They blinded the study to prevent the researchers’ own bias from influencing the results. Someone who was not involved in the study randomly placed the mice in cages.

Each treatment had a code, and different members of the team were responsible for making the treatment, administering it to the mice, and analyzing the data, so none of the researchers knew at the time which animal received which treatment.

The researchers found that injections could reduce pain in the mice for up to 8 days, even after treatment had stopped.

On closer inspection, this appeared to result from IL-4 not only attracting macrophages to the injury site but also transforming these immune cells from the pro-inflammatory M1 type to the anti-inflammatory M2 variety that released pain-relieving opioids to the damaged tissue.

The study team isolated these M2 macrophages, injected them into different mice, and measured the pain response afterward.

The researchers found that IL-4 encouraged M2 macrophages to produce opioids continuously to relieve pain.

These opioids activated peripheral opioid receptors in the surrounding tissue and improved the hypersensitivity associated with nerve injury.

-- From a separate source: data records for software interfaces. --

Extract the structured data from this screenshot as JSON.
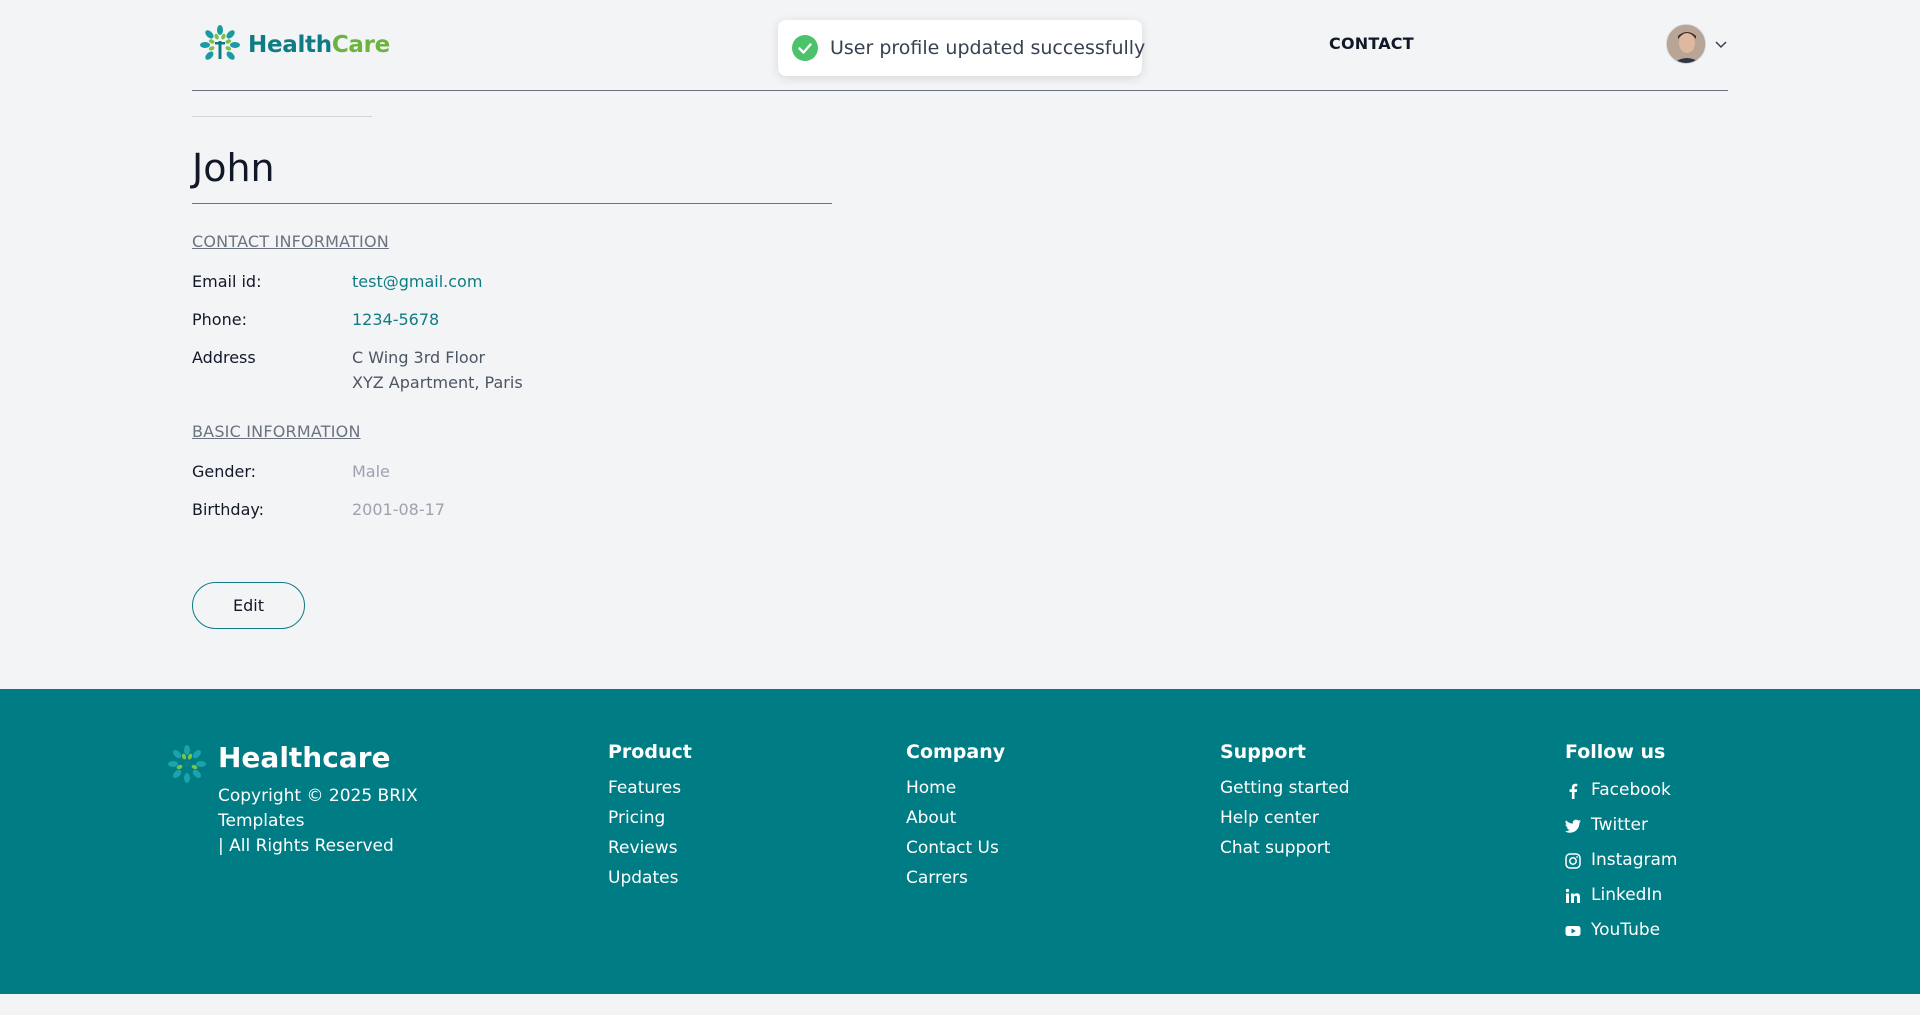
{
  "header": {
    "logo_health": "Health",
    "logo_care": "Care",
    "nav_contact": "CONTACT"
  },
  "toast": {
    "message": "User profile updated successfully",
    "icon": "check-circle-icon",
    "color": "#4cc26a"
  },
  "profile": {
    "name": "John",
    "contact_section": "CONTACT INFORMATION",
    "email_label": "Email id:",
    "email_value": "test@gmail.com",
    "phone_label": "Phone:",
    "phone_value": "1234-5678",
    "address_label": "Address",
    "address_line1": "C Wing 3rd Floor",
    "address_line2": "XYZ Apartment, Paris",
    "basic_section": "BASIC INFORMATION",
    "gender_label": "Gender:",
    "gender_value": "Male",
    "birthday_label": "Birthday:",
    "birthday_value": "2001-08-17",
    "edit_label": "Edit"
  },
  "footer": {
    "brand": "Healthcare",
    "copyright_line1": "Copyright © 2025 BRIX",
    "copyright_line2": "Templates",
    "copyright_line3": "| All Rights Reserved",
    "product": {
      "title": "Product",
      "items": [
        "Features",
        "Pricing",
        "Reviews",
        "Updates"
      ]
    },
    "company": {
      "title": "Company",
      "items": [
        "Home",
        "About",
        "Contact Us",
        "Carrers"
      ]
    },
    "support": {
      "title": "Support",
      "items": [
        "Getting started",
        "Help center",
        "Chat support"
      ]
    },
    "follow": {
      "title": "Follow us",
      "items": [
        {
          "label": "Facebook",
          "icon": "facebook-icon"
        },
        {
          "label": "Twitter",
          "icon": "twitter-icon"
        },
        {
          "label": "Instagram",
          "icon": "instagram-icon"
        },
        {
          "label": "LinkedIn",
          "icon": "linkedin-icon"
        },
        {
          "label": "YouTube",
          "icon": "youtube-icon"
        }
      ]
    }
  },
  "colors": {
    "brand_teal": "#007c84",
    "brand_green": "#6cb33f",
    "page_background": "#f3f4f6"
  }
}
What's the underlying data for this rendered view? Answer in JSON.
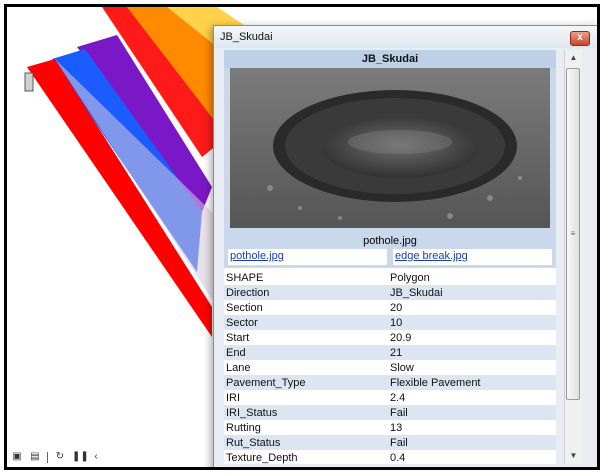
{
  "window": {
    "title": "JB_Skudai",
    "close_glyph": "x"
  },
  "popup": {
    "header": "JB_Skudai",
    "photo_caption": "pothole.jpg",
    "attachments": [
      "pothole.jpg",
      "edge break.jpg"
    ],
    "attributes": [
      {
        "field": "SHAPE",
        "value": "Polygon"
      },
      {
        "field": "Direction",
        "value": "JB_Skudai"
      },
      {
        "field": "Section",
        "value": "20"
      },
      {
        "field": "Sector",
        "value": "10"
      },
      {
        "field": "Start",
        "value": "20.9"
      },
      {
        "field": "End",
        "value": "21"
      },
      {
        "field": "Lane",
        "value": "Slow"
      },
      {
        "field": "Pavement_Type",
        "value": "Flexible Pavement"
      },
      {
        "field": "IRI",
        "value": "2.4"
      },
      {
        "field": "IRI_Status",
        "value": "Fail"
      },
      {
        "field": "Rutting",
        "value": "13"
      },
      {
        "field": "Rut_Status",
        "value": "Fail"
      },
      {
        "field": "Texture_Depth",
        "value": "0.4"
      }
    ]
  },
  "map": {
    "band_colors": [
      "#ff0000",
      "#0060ff",
      "#8800cc",
      "#ff7a00",
      "#ffd000"
    ]
  },
  "icons": {
    "scroll_up": "up-arrow-icon",
    "scroll_down": "down-arrow-icon",
    "scroll_grip": "grip-icon"
  }
}
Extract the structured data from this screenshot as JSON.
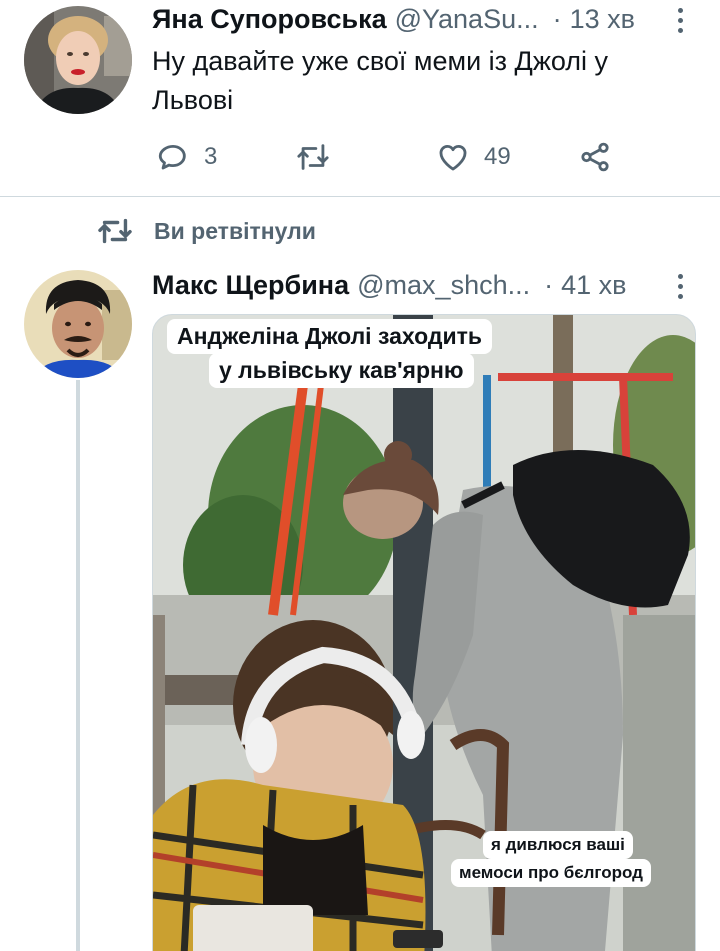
{
  "tweet1": {
    "name": "Яна Супоровська",
    "handle": "@YanaSu...",
    "dot": "·",
    "time": "13 хв",
    "text_line1": "Ну давайте уже свої меми із Джолі у",
    "text_line2": "Львові",
    "reply_count": "3",
    "like_count": "49"
  },
  "retweet_notice": {
    "label": "Ви ретвітнули"
  },
  "tweet2": {
    "name": "Макс Щербина",
    "handle": "@max_shch...",
    "dot": "·",
    "time": "41 хв",
    "meme": {
      "caption_top_line1": "Анджеліна Джолі заходить",
      "caption_top_line2": "у львівську кав'ярню",
      "caption_bottom_line1": "я дивлюся ваші",
      "caption_bottom_line2": "мемоси про бєлгород"
    }
  },
  "colors": {
    "text_primary": "#0f1419",
    "text_secondary": "#536471",
    "divider": "#cfd9de",
    "background": "#ffffff"
  },
  "icons": [
    "more-vertical-icon",
    "reply-icon",
    "retweet-icon",
    "like-icon",
    "share-icon"
  ]
}
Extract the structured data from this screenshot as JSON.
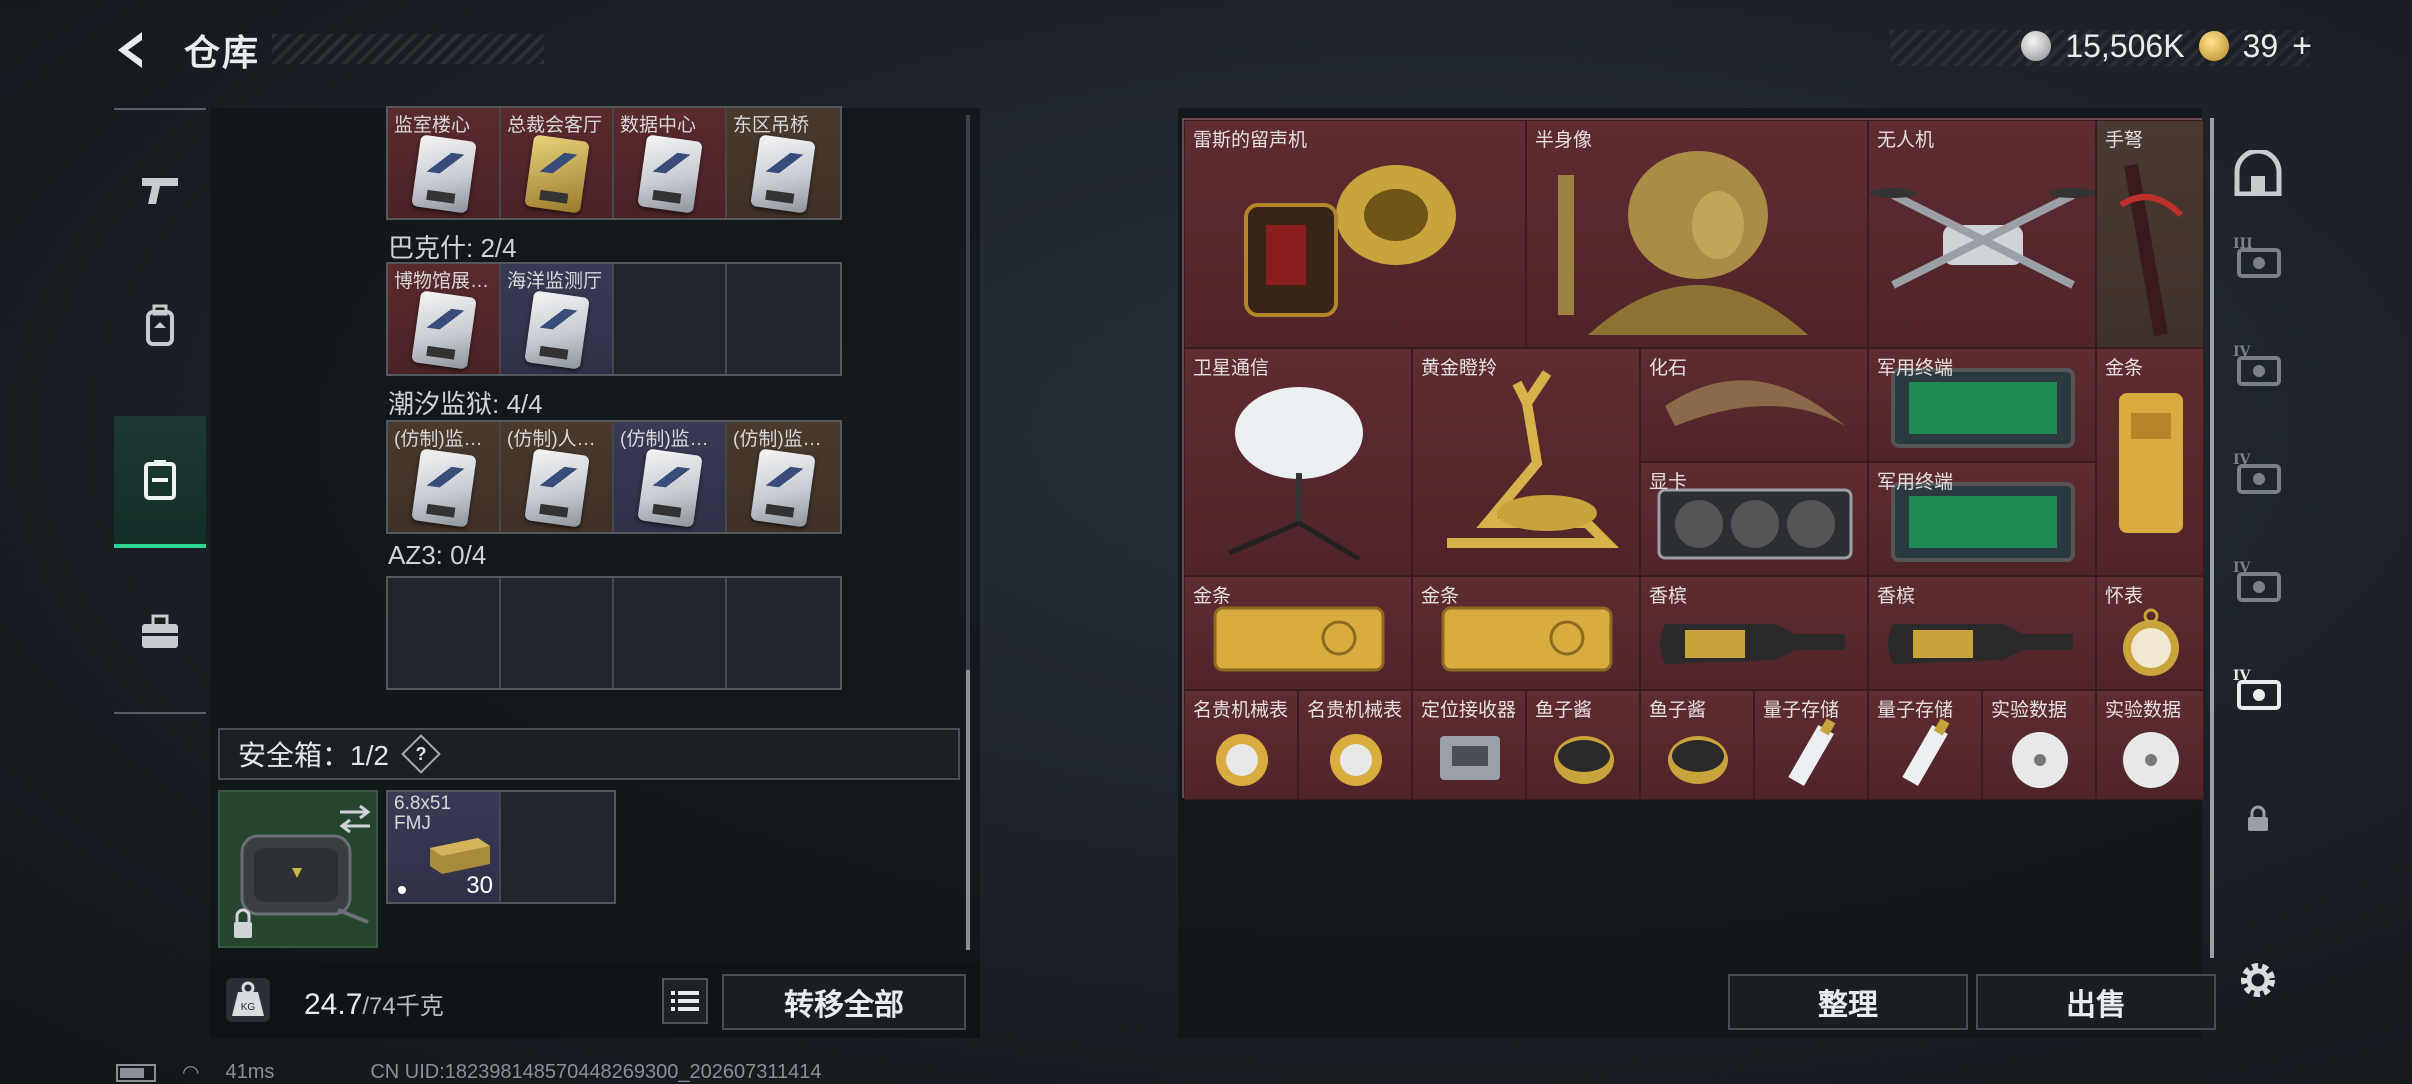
{
  "header": {
    "title": "仓库",
    "currency_silver": "15,506K",
    "currency_gold": "39",
    "currency_plus": "+"
  },
  "left_tabs": [
    {
      "icon": "pistol-icon"
    },
    {
      "icon": "backpack-icon"
    },
    {
      "icon": "container-icon",
      "active": true
    },
    {
      "icon": "toolbox-icon"
    }
  ],
  "key_groups": [
    {
      "name": "",
      "slots": [
        {
          "label": "监室楼心",
          "color": "red"
        },
        {
          "label": "总裁会客厅",
          "color": "red",
          "card": "gold"
        },
        {
          "label": "数据中心",
          "color": "red"
        },
        {
          "label": "东区吊桥",
          "color": "brown"
        }
      ]
    },
    {
      "name": "巴克什: 2/4",
      "slots": [
        {
          "label": "博物馆展…",
          "color": "red"
        },
        {
          "label": "海洋监测厅",
          "color": "blue"
        },
        {
          "label": "",
          "color": "empty"
        },
        {
          "label": "",
          "color": "empty"
        }
      ]
    },
    {
      "name": "潮汐监狱: 4/4",
      "slots": [
        {
          "label": "(仿制)监…",
          "color": "brown"
        },
        {
          "label": "(仿制)人…",
          "color": "brown"
        },
        {
          "label": "(仿制)监…",
          "color": "blue"
        },
        {
          "label": "(仿制)监…",
          "color": "brown"
        }
      ]
    },
    {
      "name": "AZ3: 0/4",
      "slots": [
        {
          "label": "",
          "color": "empty"
        },
        {
          "label": "",
          "color": "empty"
        },
        {
          "label": "",
          "color": "empty"
        },
        {
          "label": "",
          "color": "empty"
        }
      ]
    }
  ],
  "safe_box": {
    "label": "安全箱：1/2",
    "help": "?",
    "ammo_label": "6.8x51 FMJ",
    "ammo_count": "30"
  },
  "footer_left": {
    "weight_value": "24.7",
    "weight_max": "/74千克",
    "transfer_all": "转移全部"
  },
  "stash_items": [
    {
      "label": "雷斯的留声机",
      "kind": "gramophone"
    },
    {
      "label": "半身像",
      "kind": "bust"
    },
    {
      "label": "无人机",
      "kind": "drone"
    },
    {
      "label": "手弩",
      "kind": "crossbow"
    },
    {
      "label": "卫星通信",
      "kind": "satellite"
    },
    {
      "label": "黄金瞪羚",
      "kind": "gazelle"
    },
    {
      "label": "化石",
      "kind": "fossil"
    },
    {
      "label": "军用终端",
      "kind": "terminal"
    },
    {
      "label": "金条",
      "kind": "goldbar-v"
    },
    {
      "label": "显卡",
      "kind": "gpu"
    },
    {
      "label": "军用终端",
      "kind": "terminal"
    },
    {
      "label": "金条",
      "kind": "goldbar"
    },
    {
      "label": "金条",
      "kind": "goldbar"
    },
    {
      "label": "香槟",
      "kind": "champagne"
    },
    {
      "label": "香槟",
      "kind": "champagne"
    },
    {
      "label": "怀表",
      "kind": "pocketwatch"
    },
    {
      "label": "名贵机械表",
      "kind": "watch"
    },
    {
      "label": "名贵机械表",
      "kind": "watch"
    },
    {
      "label": "定位接收器",
      "kind": "receiver"
    },
    {
      "label": "鱼子酱",
      "kind": "caviar"
    },
    {
      "label": "鱼子酱",
      "kind": "caviar"
    },
    {
      "label": "量子存储",
      "kind": "usb"
    },
    {
      "label": "量子存储",
      "kind": "usb"
    },
    {
      "label": "实验数据",
      "kind": "disc"
    },
    {
      "label": "实验数据",
      "kind": "disc"
    }
  ],
  "right_buttons": {
    "sort": "整理",
    "sell": "出售"
  },
  "right_tabs": [
    {
      "icon": "stash-home-icon",
      "tier": ""
    },
    {
      "icon": "stash-tier3-icon",
      "tier": "III"
    },
    {
      "icon": "stash-tier4-folder-icon",
      "tier": "IV"
    },
    {
      "icon": "stash-tier4-medical-icon",
      "tier": "IV"
    },
    {
      "icon": "stash-tier4-ammo-icon",
      "tier": "IV"
    },
    {
      "icon": "stash-tier4-valuables-icon",
      "tier": "IV"
    },
    {
      "icon": "lock-icon",
      "tier": ""
    }
  ],
  "status": {
    "ping": "41ms",
    "uid": "CN UID:18239814857044826930​0_202607311414"
  }
}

This effect occurred even after the IL-4 treatment had stopped.

“Our findings are relevant to many immune-mediated diseases, ranging from arthritis to neurodegenerative diseases and cancer,” says Prof. Machelska.

“As these analgesic effects occur at the peripheral nerves, outside the brain, it is possible to prevent undesirable side effects, such as sedation, nausea, and addiction.”

– Prof. Halina Machelska

“These findings may offer new perspectives in our endeavors to develop alternative pain management options for patients.”

Although the study findings were promising, the experiments took place in a laboratory in a small number of mice.

The effects of IL-4 as a treatment may not apply to humans, and this therapy would need to undergo a large scale clinical trial in humans before doctors could safely use it to treat people living with neuropathy.

In their paper, the researchers encourage more research into the beneficial effects of IL-4 and M2 macrophages to treat pathological pain.